– Review of How To Academy event, 17th January 2022 –
Monday’s online discussion from the How to Academy, featuring comic legend Alan Moore and artist Brian Catling, was overflowing with pertinent observations and generous advice for anyone interested in the nature of the imagination.
It was a relief that Robin Ince is a lively and well-informed interviewer. I have attended numerous literary events where the chair clearly had no clue about the global figures they were interviewing. Ince had both the intellectual rigour and good humour to steer a discussion on a stretching, abstract topic while enabling both his guests to shine.
I was not familiar with Brian Catling before the talk, and I can’t pretend to have read Alan Moore’s entire canon either. But you didn’t need to have the full context to enjoy what they had to say.
Starting with a discussion about the boundary between the imagination and reality, Catling’s definition – that the realm of the imagination holds more possibilities than the real world, is more exciting and, even better, always there – resonated with Moore.

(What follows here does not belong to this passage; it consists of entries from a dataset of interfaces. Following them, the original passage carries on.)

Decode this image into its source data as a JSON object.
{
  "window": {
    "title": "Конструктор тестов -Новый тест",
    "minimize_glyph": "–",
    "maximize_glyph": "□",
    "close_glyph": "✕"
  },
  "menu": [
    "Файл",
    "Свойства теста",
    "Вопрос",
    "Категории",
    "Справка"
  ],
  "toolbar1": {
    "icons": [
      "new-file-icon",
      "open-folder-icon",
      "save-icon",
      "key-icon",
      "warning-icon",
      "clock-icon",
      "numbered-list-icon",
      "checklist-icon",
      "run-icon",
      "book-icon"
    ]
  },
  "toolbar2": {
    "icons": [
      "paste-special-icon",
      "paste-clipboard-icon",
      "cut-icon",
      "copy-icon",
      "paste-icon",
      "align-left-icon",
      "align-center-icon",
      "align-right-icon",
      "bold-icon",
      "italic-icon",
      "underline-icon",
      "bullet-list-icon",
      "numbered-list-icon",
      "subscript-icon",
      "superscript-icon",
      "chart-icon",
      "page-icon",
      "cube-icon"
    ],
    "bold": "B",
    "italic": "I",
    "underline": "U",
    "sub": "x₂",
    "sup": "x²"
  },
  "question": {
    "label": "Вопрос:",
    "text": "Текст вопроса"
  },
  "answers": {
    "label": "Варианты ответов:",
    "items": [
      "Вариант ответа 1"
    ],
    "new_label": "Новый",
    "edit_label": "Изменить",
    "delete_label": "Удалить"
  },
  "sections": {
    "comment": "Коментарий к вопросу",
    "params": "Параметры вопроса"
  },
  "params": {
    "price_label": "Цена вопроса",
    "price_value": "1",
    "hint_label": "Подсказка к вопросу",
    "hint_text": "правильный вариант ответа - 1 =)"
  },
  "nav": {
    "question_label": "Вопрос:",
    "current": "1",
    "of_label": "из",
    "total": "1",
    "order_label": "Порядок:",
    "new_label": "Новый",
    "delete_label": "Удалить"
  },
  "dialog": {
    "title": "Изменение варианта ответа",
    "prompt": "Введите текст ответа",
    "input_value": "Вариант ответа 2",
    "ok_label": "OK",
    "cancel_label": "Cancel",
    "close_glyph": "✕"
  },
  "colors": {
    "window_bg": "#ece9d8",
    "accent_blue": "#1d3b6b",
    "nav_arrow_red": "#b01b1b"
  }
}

Plus, Moore added, it is free to everybody. Landscapes exist in the imagination all the time, even when we are asleep. Of course, that can be threatening for some as both horrors and miracles coexist there.
Moore noted the misguided assumption, made by some, that an artist who creates macabre or fantastical words is like that in real life. You do not have to be ‘an aberration’ yourself. That’s a relief. As an author of dystopian fiction which houses a few dark corners, it was reassuring to hear someone say that out loud.
Where does the imagination take us? Catling talked about fiction being a way to understand history, to go back and meet people, and to meet people in the future. The imaginative process itself – as both authors had experienced it – felt organic. Moore paraphrased William Burroughs, who suggested that writers are an instrument whose stories tell themselves. Ideas grow out of the writing process.
That is not to say that imagination exists in a vacuum. Not only does it enable us to interpret the world, it also shapes it. Unfortunately, the myths and tropes which dominate vast swathes of popular culture are ‘genuinely dangerous simplistic stories’, according to Moore, in which ‘unbelievable fantastic threats’ are defeated by ‘unbelievable fantastic saviours.’ This presents ‘an infantilisation of the narrative of the way we conduct the world’.
At the same time, fantasy is what we build reality on, and – for the writer – another world to live in. They agreed it could provide both a therapy and a meditation.
There was only time for a couple of questions, but I did not feel at all short-changed. The last word went to Moore: ‘Fantasy is always in some way about the real world, or else it would not work at all’.
More background on this event and the speakers here.